◆ **How to complete this task**:
Output every record exactly, and nothing more.

◆ **App and web page records**:
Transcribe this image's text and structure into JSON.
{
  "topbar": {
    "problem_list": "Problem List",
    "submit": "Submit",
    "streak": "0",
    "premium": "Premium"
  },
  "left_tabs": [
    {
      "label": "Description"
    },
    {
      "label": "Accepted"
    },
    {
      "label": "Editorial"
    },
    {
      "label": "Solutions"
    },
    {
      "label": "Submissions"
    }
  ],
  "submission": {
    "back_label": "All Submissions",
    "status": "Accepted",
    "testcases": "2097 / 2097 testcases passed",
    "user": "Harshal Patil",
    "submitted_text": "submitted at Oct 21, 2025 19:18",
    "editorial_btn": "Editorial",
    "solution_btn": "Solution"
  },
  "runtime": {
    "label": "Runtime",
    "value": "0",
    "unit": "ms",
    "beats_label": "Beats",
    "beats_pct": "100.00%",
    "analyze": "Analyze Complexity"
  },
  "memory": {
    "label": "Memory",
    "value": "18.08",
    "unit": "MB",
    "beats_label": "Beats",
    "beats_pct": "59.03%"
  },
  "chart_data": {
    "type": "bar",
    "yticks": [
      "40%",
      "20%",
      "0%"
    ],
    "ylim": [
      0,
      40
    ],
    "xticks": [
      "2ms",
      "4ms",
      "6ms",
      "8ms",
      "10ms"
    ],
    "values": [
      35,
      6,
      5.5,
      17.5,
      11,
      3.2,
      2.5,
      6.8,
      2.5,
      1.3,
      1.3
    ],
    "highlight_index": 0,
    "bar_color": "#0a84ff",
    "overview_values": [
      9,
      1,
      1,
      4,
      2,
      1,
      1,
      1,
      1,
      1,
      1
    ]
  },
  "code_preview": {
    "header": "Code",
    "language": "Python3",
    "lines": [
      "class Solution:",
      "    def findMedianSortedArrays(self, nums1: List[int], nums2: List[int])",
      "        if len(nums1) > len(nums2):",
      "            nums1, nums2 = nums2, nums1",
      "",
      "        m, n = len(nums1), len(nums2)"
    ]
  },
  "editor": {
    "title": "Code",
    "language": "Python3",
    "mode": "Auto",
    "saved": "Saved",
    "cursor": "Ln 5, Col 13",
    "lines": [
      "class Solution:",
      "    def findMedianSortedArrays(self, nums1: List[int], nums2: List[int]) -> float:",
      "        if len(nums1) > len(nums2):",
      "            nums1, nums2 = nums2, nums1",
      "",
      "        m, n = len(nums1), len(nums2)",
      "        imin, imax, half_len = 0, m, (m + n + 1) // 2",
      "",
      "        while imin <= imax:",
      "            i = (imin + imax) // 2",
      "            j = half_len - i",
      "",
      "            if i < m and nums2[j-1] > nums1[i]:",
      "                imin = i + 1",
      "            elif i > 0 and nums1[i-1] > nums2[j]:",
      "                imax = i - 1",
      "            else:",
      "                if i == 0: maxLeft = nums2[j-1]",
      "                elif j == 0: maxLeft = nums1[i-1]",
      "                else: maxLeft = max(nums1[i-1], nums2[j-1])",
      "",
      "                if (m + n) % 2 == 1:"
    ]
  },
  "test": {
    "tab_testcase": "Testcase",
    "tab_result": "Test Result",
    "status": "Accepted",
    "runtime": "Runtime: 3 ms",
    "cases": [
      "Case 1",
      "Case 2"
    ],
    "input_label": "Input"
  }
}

◆ **Exercise response**:
Transcribe this image's text and structure into JSON.
{
  "topbar": {
    "problem_list": "Problem List",
    "submit": "Submit",
    "streak": "0",
    "premium": "Premium"
  },
  "left_tabs": [
    {
      "label": "Description"
    },
    {
      "label": "Accepted"
    },
    {
      "label": "Editorial"
    },
    {
      "label": "Solutions"
    },
    {
      "label": "Submissions"
    }
  ],
  "submission": {
    "back_label": "All Submissions",
    "status": "Accepted",
    "testcases": "2097 / 2097 testcases passed",
    "user": "Harshal Patil",
    "submitted_text": "submitted at Oct 21, 2025 19:18",
    "editorial_btn": "Editorial",
    "solution_btn": "Solution"
  },
  "runtime": {
    "label": "Runtime",
    "value": "0",
    "unit": "ms",
    "beats_label": "Beats",
    "beats_pct": "100.00%",
    "analyze": "Analyze Complexity"
  },
  "memory": {
    "label": "Memory",
    "value": "18.08",
    "unit": "MB",
    "beats_label": "Beats",
    "beats_pct": "59.03%"
  },
  "chart_data": {
    "type": "bar",
    "yticks": [
      "40%",
      "20%",
      "0%"
    ],
    "ylim": [
      0,
      40
    ],
    "xticks": [
      "2ms",
      "4ms",
      "6ms",
      "8ms",
      "10ms"
    ],
    "values": [
      35,
      6,
      5.5,
      17.5,
      11,
      3.2,
      2.5,
      6.8,
      2.5,
      1.3,
      1.3
    ],
    "highlight_index": 0,
    "bar_color": "#0a84ff",
    "overview_values": [
      9,
      1,
      1,
      4,
      2,
      1,
      1,
      1,
      1,
      1,
      1
    ]
  },
  "code_preview": {
    "header": "Code",
    "language": "Python3",
    "lines": [
      "class Solution:",
      "    def findMedianSortedArrays(self, nums1: List[int], nums2: List[int])",
      "        if len(nums1) > len(nums2):",
      "            nums1, nums2 = nums2, nums1",
      "",
      "        m, n = len(nums1), len(nums2)"
    ]
  },
  "editor": {
    "title": "Code",
    "language": "Python3",
    "mode": "Auto",
    "saved": "Saved",
    "cursor": "Ln 5, Col 13",
    "lines": [
      "class Solution:",
      "    def findMedianSortedArrays(self, nums1: List[int], nums2: List[int]) -> float:",
      "        if len(nums1) > len(nums2):",
      "            nums1, nums2 = nums2, nums1",
      "",
      "        m, n = len(nums1), len(nums2)",
      "        imin, imax, half_len = 0, m, (m + n + 1) // 2",
      "",
      "        while imin <= imax:",
      "            i = (imin + imax) // 2",
      "            j = half_len - i",
      "",
      "            if i < m and nums2[j-1] > nums1[i]:",
      "                imin = i + 1",
      "            elif i > 0 and nums1[i-1] > nums2[j]:",
      "                imax = i - 1",
      "            else:",
      "                if i == 0: maxLeft = nums2[j-1]",
      "                elif j == 0: maxLeft = nums1[i-1]",
      "                else: maxLeft = max(nums1[i-1], nums2[j-1])",
      "",
      "                if (m + n) % 2 == 1:"
    ]
  },
  "test": {
    "tab_testcase": "Testcase",
    "tab_result": "Test Result",
    "status": "Accepted",
    "runtime": "Runtime: 3 ms",
    "cases": [
      "Case 1",
      "Case 2"
    ],
    "input_label": "Input"
  }
}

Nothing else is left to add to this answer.